Despite these concerns, the Church does not prohibit the practice of civil weddings. Latter-day Saints believe that civil marriages disintegrate at death, while temple marriages last through death and resurrection. Therefore, couples who marry outside the Church should not delay their temple sealings because they would feel excluded. However, in some cases, this practice is still common. In such cases, it is possible to get married in a civil ceremony and then move to a temple ceremony for the sealing.

Some couples may have compelling reasons for getting married outside of the temple. For instance, they may wish to have a civil ceremony before their temple sealing. If these reasons are valid, however, the bishop may withhold the temple recommendation if the couple does not live in the same place. The First Presidency letter also states that a civil wedding is permitted when it follows the sealing in the temple. This may be good news for some couples, but not for others.

Although temple sealings do not include an exchange of rings, they can be tied together with endowment ceremonies. Endowment sessions are important, but the sealing is separate from them. Moreover, the sealing ceremony should not overshadow the endowment ceremony. For this reason, many couples stage a special ring exchange ceremony during their reception after the endowment process. The bishop can then speak to the couple and exchange rings, which is a special moment for guests who were not present for the ceremony.

Avoid reception with non-LDS guests

The LDS faith discourages brides and grooms from spending too much on their weddings. Most LDS weddings are small, modest affairs, and local ward members often contribute their time and services. Guests often have fun and become friends, as LDS members are a friendly bunch. Hence, it is not unusual to find a large number of non-LDS guests at an LDS wedding reception.

Latter-day Saints who are unable to afford a big-ticket purchase may want to consider holding their wedding in the temple, and avoid a reception with non-LDS guests. In the past, if non-LDS guests attended, LDS couples may have tried to please non-LDS families by having mock weddings or ring ceremonies. Ultimately, this approach does not work.
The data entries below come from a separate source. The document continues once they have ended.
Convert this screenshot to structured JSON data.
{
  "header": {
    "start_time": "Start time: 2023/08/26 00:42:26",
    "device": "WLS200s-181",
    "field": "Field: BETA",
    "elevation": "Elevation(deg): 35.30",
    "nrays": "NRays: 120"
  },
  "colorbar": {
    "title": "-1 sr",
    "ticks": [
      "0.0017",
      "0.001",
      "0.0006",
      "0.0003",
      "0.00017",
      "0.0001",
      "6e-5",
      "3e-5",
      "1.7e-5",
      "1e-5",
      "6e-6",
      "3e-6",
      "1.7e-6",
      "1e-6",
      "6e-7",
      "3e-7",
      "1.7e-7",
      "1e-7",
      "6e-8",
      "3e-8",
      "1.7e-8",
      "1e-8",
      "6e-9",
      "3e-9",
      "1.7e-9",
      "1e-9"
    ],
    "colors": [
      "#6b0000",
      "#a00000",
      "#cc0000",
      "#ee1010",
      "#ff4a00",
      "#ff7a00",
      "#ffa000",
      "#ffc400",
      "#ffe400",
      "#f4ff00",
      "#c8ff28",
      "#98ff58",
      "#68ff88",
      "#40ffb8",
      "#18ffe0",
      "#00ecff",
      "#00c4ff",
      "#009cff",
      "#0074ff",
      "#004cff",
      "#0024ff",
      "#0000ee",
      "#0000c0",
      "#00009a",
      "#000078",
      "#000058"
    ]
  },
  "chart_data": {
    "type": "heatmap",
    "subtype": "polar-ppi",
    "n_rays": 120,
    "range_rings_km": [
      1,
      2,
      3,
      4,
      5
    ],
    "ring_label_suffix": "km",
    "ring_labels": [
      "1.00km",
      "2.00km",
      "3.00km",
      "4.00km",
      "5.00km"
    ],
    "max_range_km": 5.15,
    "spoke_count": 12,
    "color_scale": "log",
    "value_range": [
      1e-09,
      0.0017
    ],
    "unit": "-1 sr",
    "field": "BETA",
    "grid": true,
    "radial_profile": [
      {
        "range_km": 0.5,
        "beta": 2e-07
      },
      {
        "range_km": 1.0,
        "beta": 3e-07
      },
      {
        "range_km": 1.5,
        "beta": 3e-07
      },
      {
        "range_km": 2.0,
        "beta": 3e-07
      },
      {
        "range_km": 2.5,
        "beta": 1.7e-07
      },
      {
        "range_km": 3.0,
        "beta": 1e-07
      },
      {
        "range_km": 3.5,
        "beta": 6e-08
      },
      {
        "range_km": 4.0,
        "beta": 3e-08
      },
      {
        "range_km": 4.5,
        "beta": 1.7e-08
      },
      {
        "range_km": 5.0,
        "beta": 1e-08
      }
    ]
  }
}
LDS couples should avoid receptions with non-LDS guests as part of their wedding traditions. Non-LDS families will likely test their faith by insisting that their guests attend the wedding and receive the LDS recommend. This can be shocking for non-LDS guests. However, the LDS church has made the rules clear that non-LDS guests are not permitted to attend Mormon temple wedding ceremonies.

While Mormon ring ceremonies are not technically part of the traditional wedding ceremony, they can help Latter-day Saints feel like a part of the wedding day. The Mormon ring ceremony can also be meaningful for those who missed the sealing ceremony. The ceremony itself is very brief, usually consisting of an opening song and closing prayer, words from the officiant, and the exchange of wedding rings.

Mormons do not drink coffee or tea, although they do allow extracts of fruits at their weddings. If you are unsure of the customs in your area, it is best to check with your local bishop. If you are unsure whether the Mormon church will allow non-LDS guests, ask the LDS bishop to provide advice. There is a modern tradition of toasting the newlyweds with champagne, but Mormons cannot bring alcoholic drinks to the wedding.

For Latter-day Saints, sealing in a temple is an important part of their sacred wedding ritual. While civil marriage is a legal requirement, it is not considered an option for couples with mixed provenance. It is also a year before they can enter the temple. The LDS church will require advance permission from the clergy. So, in general, it is best to avoid reception with non-LDS guests as part of LDS wedding traditions